Interleukin-29 uses a type 1 interferon-like program to promote antiviral responses in human hepatocytes


  • Potential conflict of interest: Some of the authors are employees of ZynoGenetics, Inc., and as such receive salaries and shares of ZynoGenetics stock.

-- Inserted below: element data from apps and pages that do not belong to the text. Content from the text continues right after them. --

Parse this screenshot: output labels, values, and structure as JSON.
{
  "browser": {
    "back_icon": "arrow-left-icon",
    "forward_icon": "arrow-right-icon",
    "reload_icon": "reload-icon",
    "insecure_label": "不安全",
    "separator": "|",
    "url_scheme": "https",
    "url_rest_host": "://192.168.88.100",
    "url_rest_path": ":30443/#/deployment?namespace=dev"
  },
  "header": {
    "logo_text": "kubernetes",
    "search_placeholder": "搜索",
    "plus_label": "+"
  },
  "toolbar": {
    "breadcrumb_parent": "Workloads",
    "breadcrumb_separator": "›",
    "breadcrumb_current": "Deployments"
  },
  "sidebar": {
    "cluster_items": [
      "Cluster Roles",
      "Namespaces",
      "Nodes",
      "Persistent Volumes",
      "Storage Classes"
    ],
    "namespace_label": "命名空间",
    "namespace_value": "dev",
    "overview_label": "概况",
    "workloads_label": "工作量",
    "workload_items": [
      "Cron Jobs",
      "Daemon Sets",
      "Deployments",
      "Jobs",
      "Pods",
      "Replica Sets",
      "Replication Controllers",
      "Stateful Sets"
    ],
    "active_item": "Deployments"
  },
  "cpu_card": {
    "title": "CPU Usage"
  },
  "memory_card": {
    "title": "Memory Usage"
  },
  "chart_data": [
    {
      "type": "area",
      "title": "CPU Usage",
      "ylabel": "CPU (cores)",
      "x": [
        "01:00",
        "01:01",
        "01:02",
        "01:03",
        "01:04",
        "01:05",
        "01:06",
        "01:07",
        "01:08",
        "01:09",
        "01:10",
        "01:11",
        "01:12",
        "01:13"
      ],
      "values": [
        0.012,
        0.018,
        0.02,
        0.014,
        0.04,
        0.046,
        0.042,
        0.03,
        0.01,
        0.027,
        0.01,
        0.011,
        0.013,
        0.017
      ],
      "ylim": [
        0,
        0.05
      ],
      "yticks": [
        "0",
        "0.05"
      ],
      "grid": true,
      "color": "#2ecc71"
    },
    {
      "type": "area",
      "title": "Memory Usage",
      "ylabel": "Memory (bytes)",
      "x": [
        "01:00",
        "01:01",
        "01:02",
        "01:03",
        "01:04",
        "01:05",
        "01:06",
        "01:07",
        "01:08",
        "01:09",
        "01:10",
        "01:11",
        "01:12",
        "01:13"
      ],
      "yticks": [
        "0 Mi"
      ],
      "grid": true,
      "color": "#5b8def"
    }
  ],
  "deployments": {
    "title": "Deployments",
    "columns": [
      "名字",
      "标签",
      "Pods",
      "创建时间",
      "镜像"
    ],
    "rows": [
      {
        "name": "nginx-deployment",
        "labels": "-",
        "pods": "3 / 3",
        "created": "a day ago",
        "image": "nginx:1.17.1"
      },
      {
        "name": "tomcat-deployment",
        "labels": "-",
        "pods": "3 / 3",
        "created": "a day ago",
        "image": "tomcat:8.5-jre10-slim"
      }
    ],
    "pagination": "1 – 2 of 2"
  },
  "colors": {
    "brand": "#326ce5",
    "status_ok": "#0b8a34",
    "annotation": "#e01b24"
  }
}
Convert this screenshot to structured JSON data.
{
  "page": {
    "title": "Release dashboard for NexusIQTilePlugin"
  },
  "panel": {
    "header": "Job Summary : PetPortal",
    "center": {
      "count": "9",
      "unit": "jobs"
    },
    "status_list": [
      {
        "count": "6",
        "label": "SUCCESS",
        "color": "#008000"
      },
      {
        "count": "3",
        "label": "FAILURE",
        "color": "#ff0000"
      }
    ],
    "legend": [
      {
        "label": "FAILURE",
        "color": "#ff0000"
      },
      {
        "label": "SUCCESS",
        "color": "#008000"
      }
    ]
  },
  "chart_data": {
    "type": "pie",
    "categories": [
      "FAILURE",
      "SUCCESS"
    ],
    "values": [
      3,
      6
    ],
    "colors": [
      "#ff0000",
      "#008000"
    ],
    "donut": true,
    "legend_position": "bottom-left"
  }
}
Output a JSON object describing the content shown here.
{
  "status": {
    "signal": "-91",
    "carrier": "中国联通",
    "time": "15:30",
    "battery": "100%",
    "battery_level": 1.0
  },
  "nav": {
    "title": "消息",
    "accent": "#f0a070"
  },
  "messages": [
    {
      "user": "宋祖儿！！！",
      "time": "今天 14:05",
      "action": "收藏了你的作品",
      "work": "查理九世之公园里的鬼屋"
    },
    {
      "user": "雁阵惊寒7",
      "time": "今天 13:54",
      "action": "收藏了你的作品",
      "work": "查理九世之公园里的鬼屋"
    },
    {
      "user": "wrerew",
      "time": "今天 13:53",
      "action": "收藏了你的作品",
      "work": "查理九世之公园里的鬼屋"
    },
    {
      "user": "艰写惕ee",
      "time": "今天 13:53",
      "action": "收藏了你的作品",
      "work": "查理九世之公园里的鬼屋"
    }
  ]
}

Interleukin-28A (IL-28A), IL-28B and IL-29 are a family of class II cytokines that stimulate antiviral responses through a heterodimeric receptor that is distinct from the type I interferon (IFN) receptor. To better understand how this newly described family of cytokines regulates the antiviral state, we compared various cellular responses elicited by IL-29 and IFN-α. Here we show that these cytokines stimulate similar patterns of signal transducer and activator of transcription 1 (STAT-1), -2, -3, and -5 phosphorylation and nearly identical patterns of gene expression when analyzed in two distinct cell types by microarray analysis. Interestingly, the IL-29 receptor is preferentially expressed on primary hepatocytes within normal liver and pegylated forms of IL-29 and IFN-α induced equivalent 2′5′ oligoadenylate synthetase (OAS) and MX1 gene expression in this cell type. Pegylated IL-29 also produced a significant reduction in human hepatitis B and hepatitis C viral load in vitro and reduced the cytopathic effect caused by the fully replicating flavivirus, West Nile virus. In conclusion, IL-29 and IFN-α stimulate identical antiviral responses despite their utilization of different receptors. This fact, combined with significant receptor expression in hepatitis virus-infected livers, suggests that IL-29 may have therapeutic value against chronic viral hepatitis in human patients. (HEPATOLOGY 2006;44:896–906.)